The Gemological Institute of America’s Gem Trade Laboratory, with help from Richard Hughes at Pala International, examined close to 50 of these gems. According to this study, while researchers could not confirm introduction of a trace element, they did find a color layer that takes on the shape of the faceted or preformed gem.

Dr. John Emmett, president of Crystal Chemistry in Brush Prairie, Wash., suggested that if there is a trace element involved in the color creation, it could be magnesium, which—in minor amounts—may not be detectable with current testing methods. More recent work by GIA has found high concentrations of beryllium, confined to the outer color layer. Until more is known, GIA’s Gem Trade Laboratory will identify the sapphires as enhanced by heat and note that “the orange color of this stone is confined to a near-surface layer.”

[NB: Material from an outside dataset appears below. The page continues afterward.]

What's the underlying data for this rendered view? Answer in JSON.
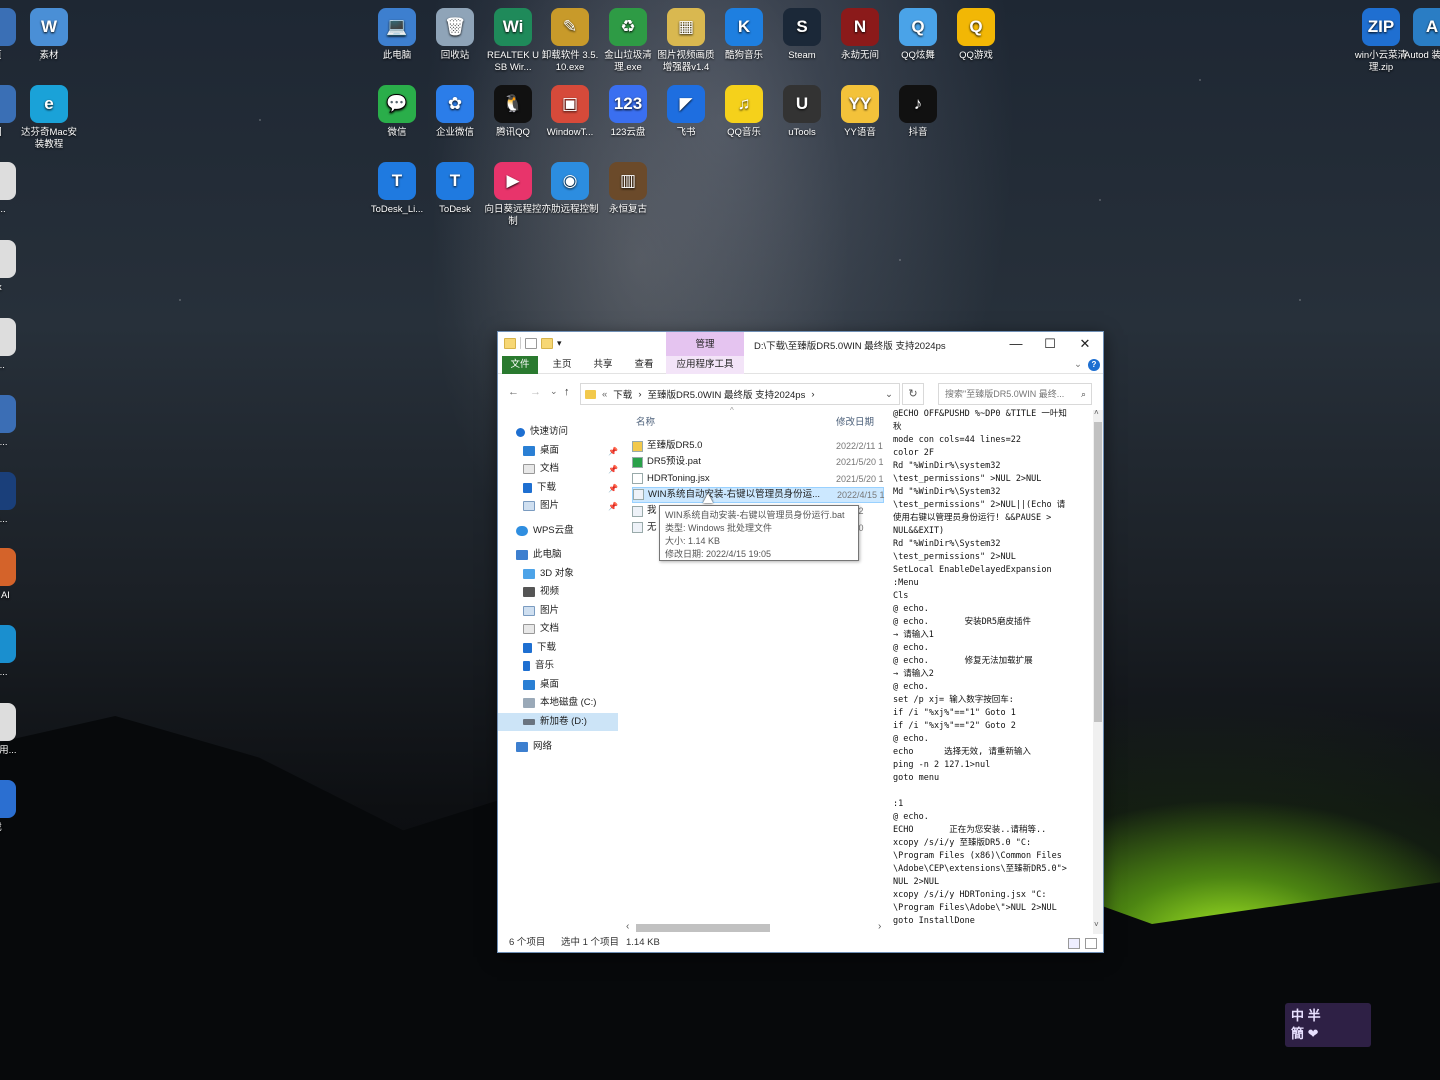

The gem producers in Bangkok and Chanthaburi say they do not diffusion-treat these gems. They say they use only heat, with additional oxygen (commonly used to boost furnace temperature) but no chemical additives. Because they don’t introduce any additional metal elements—such as chromium, iron, or titanium, which are used with blue diffusion-treated sapphires—they say their new treatment method should not be considered a diffusion process.

Until researchers determine the exact method of treatment and how to describe and define it, retail jewelers should check padparadschas for diffusion treatment by examining them during immersion. The typical appearance under immersion will show a surface-based orange color layer with a pink center. Unlike the blue titanium/iron diffusion-treated sapphires, the facet junctions do not stand out under immersion.

For information on GIA’s research, log onto www.gia.edu/news/insider.cfm. For more detail on heat treatment, visit the Web site of Dr. Ted Themelis, author of The Heat Treatment of Ruby and Sapphire (1992) at www.themelis.com.